(PROBLEM TO SOLVE) Exact reproduction of all the entries is required, without any of their pictures.

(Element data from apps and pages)

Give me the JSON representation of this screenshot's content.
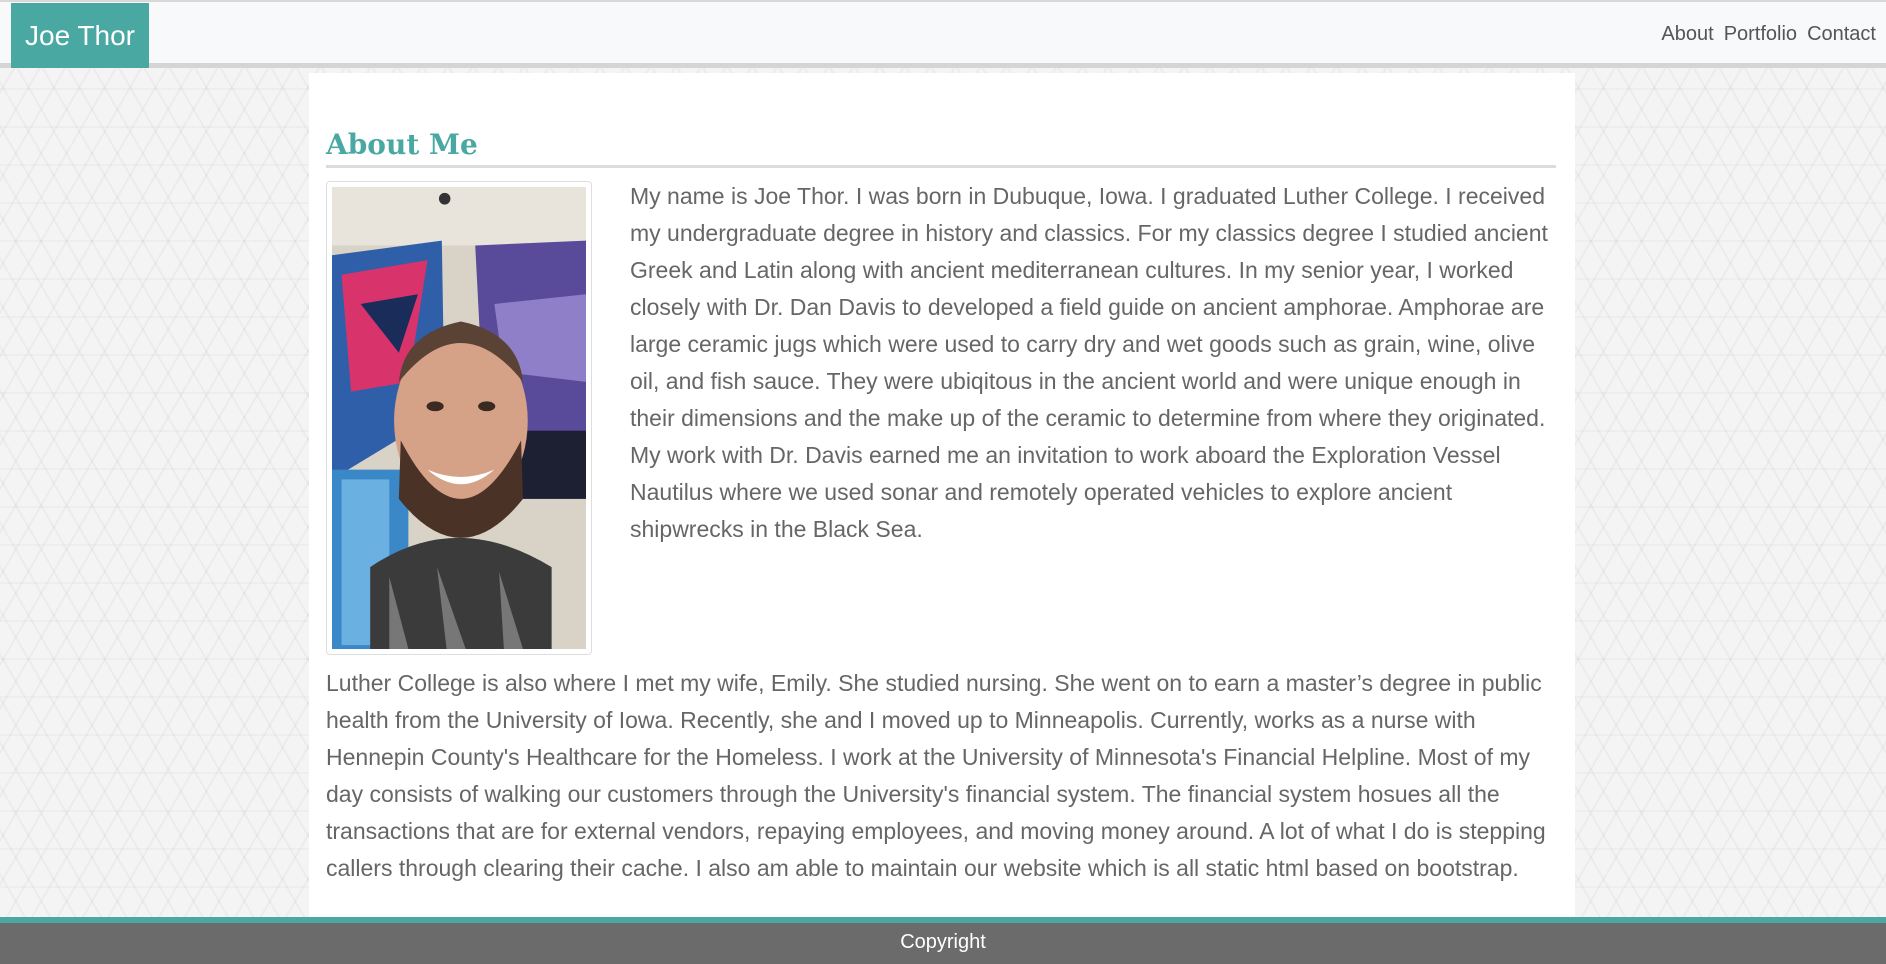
{
  "navbar": {
    "brand": "Joe Thor",
    "links": [
      "About",
      "Portfolio",
      "Contact"
    ]
  },
  "about": {
    "heading": "About Me",
    "paragraph1": "My name is Joe Thor. I was born in Dubuque, Iowa. I graduated Luther College. I received my undergraduate degree in history and classics. For my classics degree I studied ancient Greek and Latin along with ancient mediterranean cultures. In my senior year, I worked closely with Dr. Dan Davis to developed a field guide on ancient amphorae. Amphorae are large ceramic jugs which were used to carry dry and wet goods such as grain, wine, olive oil, and fish sauce. They were ubiqitous in the ancient world and were unique enough in their dimensions and the make up of the ceramic to determine from where they originated. My work with Dr. Davis earned me an invitation to work aboard the Exploration Vessel Nautilus where we used sonar and remotely operated vehicles to explore ancient shipwrecks in the Black Sea.",
    "paragraph2": "Luther College is also where I met my wife, Emily. She studied nursing. She went on to earn a master’s degree in public health from the University of Iowa. Recently, she and I moved up to Minneapolis. Currently, works as a nurse with Hennepin County's Healthcare for the Homeless. I work at the University of Minnesota's Financial Helpline. Most of my day consists of walking our customers through the University's financial system. The financial system hosues all the transactions that are for external vendors, repaying employees, and moving money around. A lot of what I do is stepping callers through clearing their cache. I also am able to maintain our website which is all static html based on bootstrap."
  },
  "footer": {
    "text": "Copyright"
  },
  "colors": {
    "accent": "#4aa8a3",
    "footer_bg": "#6b6b6b",
    "text": "#666666"
  }
}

(ANSWER TO THIS TASK)
Give me the JSON representation of this screenshot's content.
{
  "navbar": {
    "brand": "Joe Thor",
    "links": [
      "About",
      "Portfolio",
      "Contact"
    ]
  },
  "about": {
    "heading": "About Me",
    "paragraph1": "My name is Joe Thor. I was born in Dubuque, Iowa. I graduated Luther College. I received my undergraduate degree in history and classics. For my classics degree I studied ancient Greek and Latin along with ancient mediterranean cultures. In my senior year, I worked closely with Dr. Dan Davis to developed a field guide on ancient amphorae. Amphorae are large ceramic jugs which were used to carry dry and wet goods such as grain, wine, olive oil, and fish sauce. They were ubiqitous in the ancient world and were unique enough in their dimensions and the make up of the ceramic to determine from where they originated. My work with Dr. Davis earned me an invitation to work aboard the Exploration Vessel Nautilus where we used sonar and remotely operated vehicles to explore ancient shipwrecks in the Black Sea.",
    "paragraph2": "Luther College is also where I met my wife, Emily. She studied nursing. She went on to earn a master’s degree in public health from the University of Iowa. Recently, she and I moved up to Minneapolis. Currently, works as a nurse with Hennepin County's Healthcare for the Homeless. I work at the University of Minnesota's Financial Helpline. Most of my day consists of walking our customers through the University's financial system. The financial system hosues all the transactions that are for external vendors, repaying employees, and moving money around. A lot of what I do is stepping callers through clearing their cache. I also am able to maintain our website which is all static html based on bootstrap."
  },
  "footer": {
    "text": "Copyright"
  },
  "colors": {
    "accent": "#4aa8a3",
    "footer_bg": "#6b6b6b",
    "text": "#666666"
  }
}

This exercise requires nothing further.